Thoughts

Wow. Appearances of the number 52 return. Daniel’s jersey is numbered 52. The cover has a few. It also sports some significant years, such as 1938 (Superman’s debut), 1939 (Batman’s debut), 1941 (Wonder Woman’s debut), 1956 (the Silver Age), and 1985 (Crisis on Infinite Earths). Is 3006 a reference to the 31st century Legion? 4006 and 5252 have some significance relating to angels, according to my Google search, but as far as DC Comics, I don’t know. There are some other numbers as well, but I can’t make them out (is one them 1935, the beginning of what would become DC Comics?). Finally, cover-wise,  I like how Booster Gold is positioned, holding Skeets like a football, as if he’s running for a touchdown.

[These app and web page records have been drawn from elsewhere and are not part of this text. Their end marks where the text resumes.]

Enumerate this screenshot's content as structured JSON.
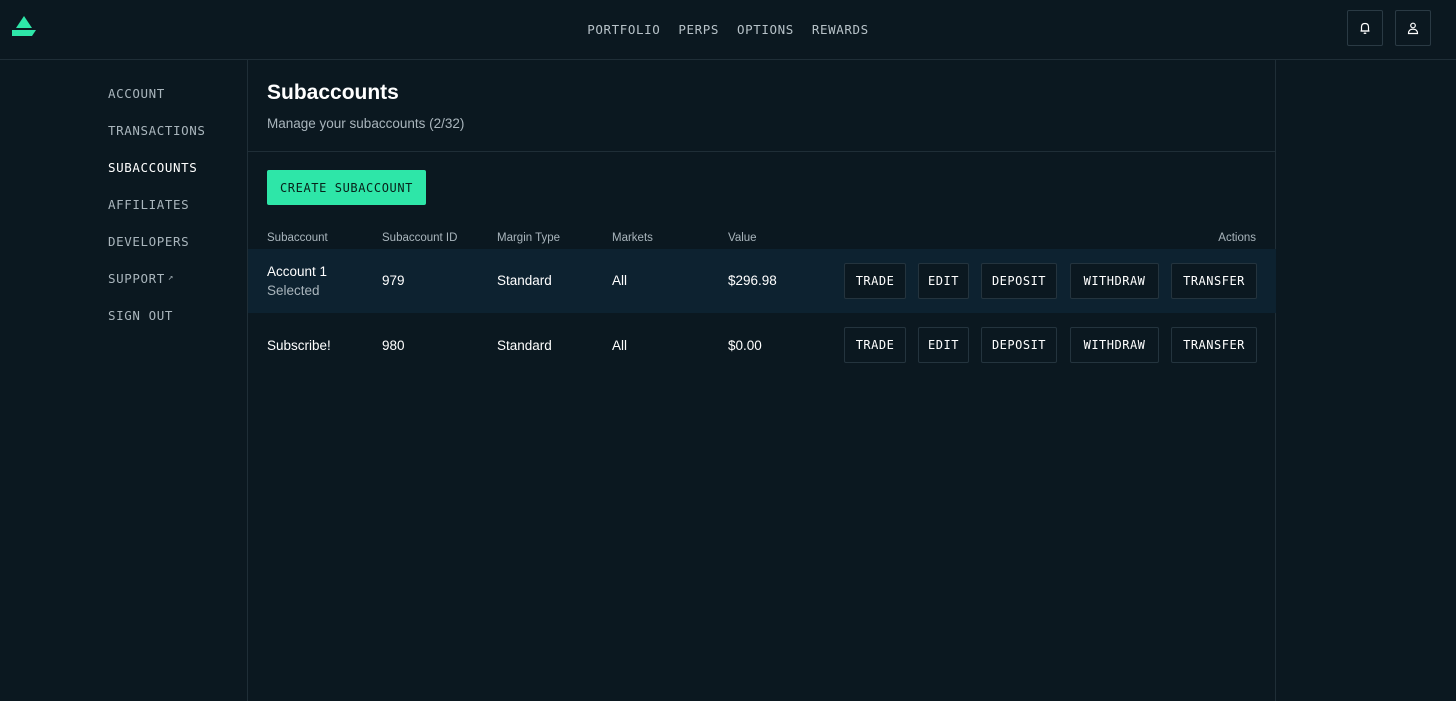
{
  "header": {
    "nav": [
      "PORTFOLIO",
      "PERPS",
      "OPTIONS",
      "REWARDS"
    ],
    "notifications_icon": "bell-icon",
    "profile_icon": "user-icon",
    "accent_color": "#2ee6a8"
  },
  "sidebar": {
    "items": [
      {
        "label": "ACCOUNT"
      },
      {
        "label": "TRANSACTIONS"
      },
      {
        "label": "SUBACCOUNTS",
        "active": true
      },
      {
        "label": "AFFILIATES"
      },
      {
        "label": "DEVELOPERS"
      },
      {
        "label": "SUPPORT",
        "external_icon": "↗"
      },
      {
        "label": "SIGN OUT"
      }
    ]
  },
  "main": {
    "title": "Subaccounts",
    "subtitle": "Manage your subaccounts (2/32)",
    "create_button": "CREATE SUBACCOUNT",
    "columns": [
      "Subaccount",
      "Subaccount ID",
      "Margin Type",
      "Markets",
      "Value",
      "Actions"
    ],
    "rows": [
      {
        "name": "Account 1",
        "status": "Selected",
        "id": "979",
        "margin_type": "Standard",
        "markets": "All",
        "value": "$296.98"
      },
      {
        "name": "Subscribe!",
        "status": "",
        "id": "980",
        "margin_type": "Standard",
        "markets": "All",
        "value": "$0.00"
      }
    ],
    "actions": [
      "TRADE",
      "EDIT",
      "DEPOSIT",
      "WITHDRAW",
      "TRANSFER"
    ]
  }
}
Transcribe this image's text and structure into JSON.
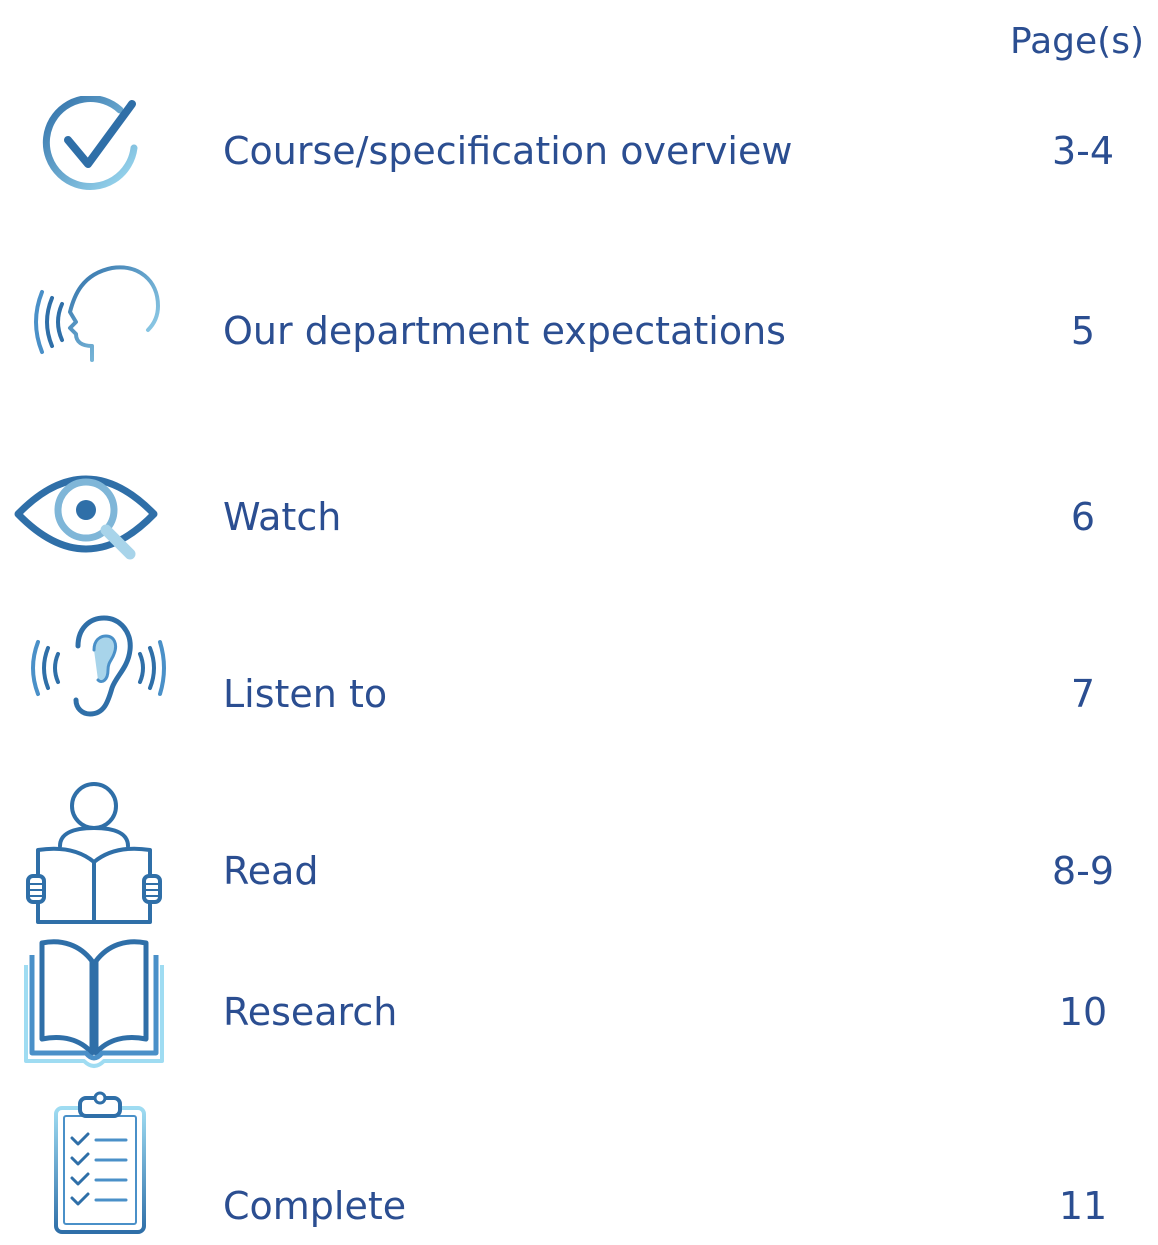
{
  "header": {
    "pages_label": "Page(s)"
  },
  "colors": {
    "text": "#2b4e91",
    "icon_dark": "#2f6fa8",
    "icon_light": "#8fd0ec"
  },
  "contents": [
    {
      "icon": "checkmark-circle-icon",
      "label": "Course/specification overview",
      "pages": "3-4"
    },
    {
      "icon": "speaking-head-icon",
      "label": "Our department expectations",
      "pages": "5"
    },
    {
      "icon": "eye-magnifier-icon",
      "label": "Watch",
      "pages": "6"
    },
    {
      "icon": "ear-sound-icon",
      "label": "Listen to",
      "pages": "7"
    },
    {
      "icon": "person-reading-icon",
      "label": "Read",
      "pages": "8-9"
    },
    {
      "icon": "open-book-icon",
      "label": "Research",
      "pages": "10"
    },
    {
      "icon": "clipboard-checklist-icon",
      "label": "Complete",
      "pages": "11"
    }
  ]
}
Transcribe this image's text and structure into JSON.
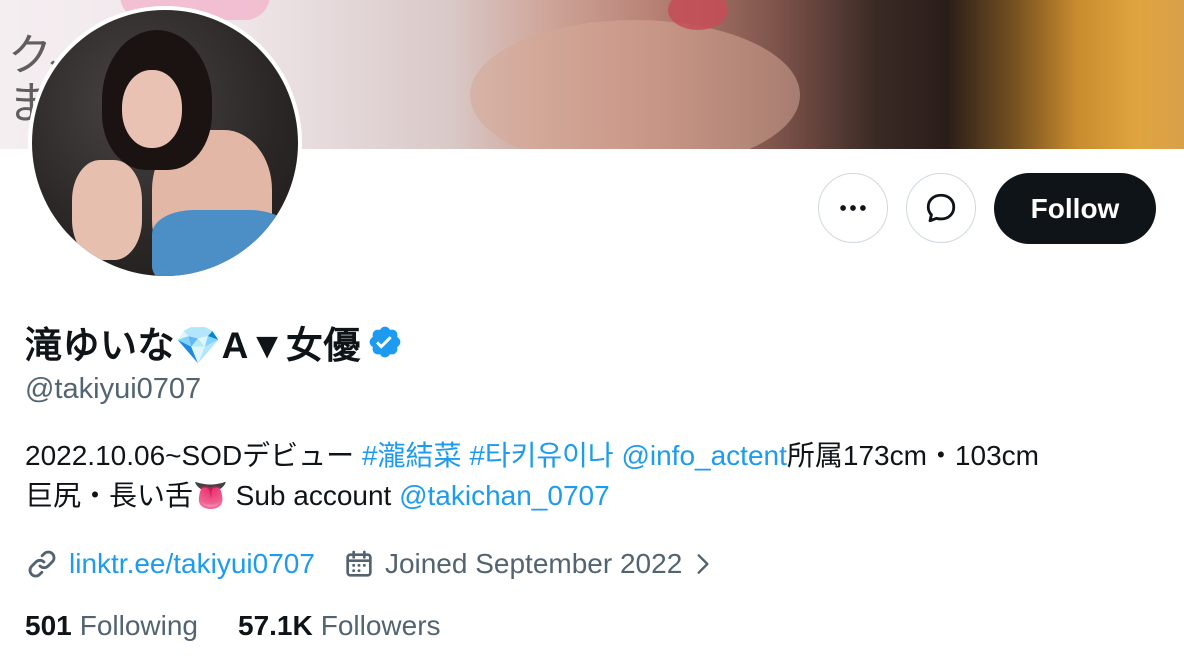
{
  "profile": {
    "display_name": "滝ゆいな💎A▼女優",
    "handle": "@takiyui0707",
    "verified": true
  },
  "banner": {
    "glyph_line1": "ク、",
    "glyph_line2": "ま"
  },
  "actions": {
    "follow_label": "Follow"
  },
  "bio": {
    "part1": "2022.10.06~SODデビュー ",
    "hashtag1": "#瀧結菜",
    "space1": " ",
    "hashtag2": "#타키유이나",
    "space2": " ",
    "mention1": "@info_actent",
    "part2": "所属173cm・103cm",
    "part3": "巨尻・長い舌👅 Sub account ",
    "mention2": "@takichan_0707"
  },
  "meta": {
    "link_text": "linktr.ee/takiyui0707",
    "joined_text": "Joined September 2022"
  },
  "counts": {
    "following_num": "501",
    "following_label": "Following",
    "followers_num": "57.1K",
    "followers_label": "Followers"
  },
  "icons": {
    "more": "more-horizontal-icon",
    "message": "message-icon",
    "verified": "verified-badge-icon",
    "link": "link-icon",
    "calendar": "calendar-icon",
    "chevron": "chevron-right-icon"
  },
  "colors": {
    "accent": "#1d9bf0",
    "text": "#0f1419",
    "secondary": "#536471",
    "follow_bg": "#0f1419",
    "border": "#cfd9de"
  }
}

Like ancestor, like descendant, right?

Other bits of trivia: in Daniel’s apartment, we see that he played for the Manchester High Spartans, and there is a magazine with Booster on the cover called Worlds Finest. Later, we see an ad for Skeetles Candy, proving Booster had no shame. Finally, Lobo can speak “17,897 galactic languages” — who knew?

Animal Man’s reaction to being among all the aliens was interesting. After spouting some word gibberish (“sweat that smells of … roses underwater, kettles in blue grass…”), he tells Adam Strange, “I can’t describe this using English…” I appreciate the writer trying to show us the wonder and awe a simple Earth man (albeit a superhuman) might experience in outer space. Later, there’s a nice splash page of the “bad guy” (Lady Styx) responsible for the bounty on the heroes’ heads and for the destruction of sector 3500’s worlds. On the same page we get to see Lobo in possession of the Emerald Eye of Ekron! The Emerald Eye has long been one of my favorite items in DC lore, first in Legion of Super-Heroes and then L.E.G.I.O.N.

I’m not as interested in Wonder Girl’s supposition that Supernova is her dead boyfriend (where did that come from?!) than I am in his reaction to her near caress: “Respect my personal space, please”. It’s rare we see a rejection of the soap-opera trope for such a blunt response between superhero characters.

Finally, there’s definitely something up with Skeets. I mentioned this before, but it’s quite obvious that Skeets isn’t … Skeets. But who is it?!

The Origin of Animal Man

by Waid, Bolland, Hollingsworth, Brosseau, Richards, Wacker

It’s lovely to see Brian Bolland art, even if for just two pages. The way the aliens are discussed makes them seem more sinister than what I recall from reading this brilliant series. In fact, they seemed a bit more bumbling than malevolent, but I could be forgetting something. Regardless, what were the aliens’ intentions for grafting humans to the morphogenetic field?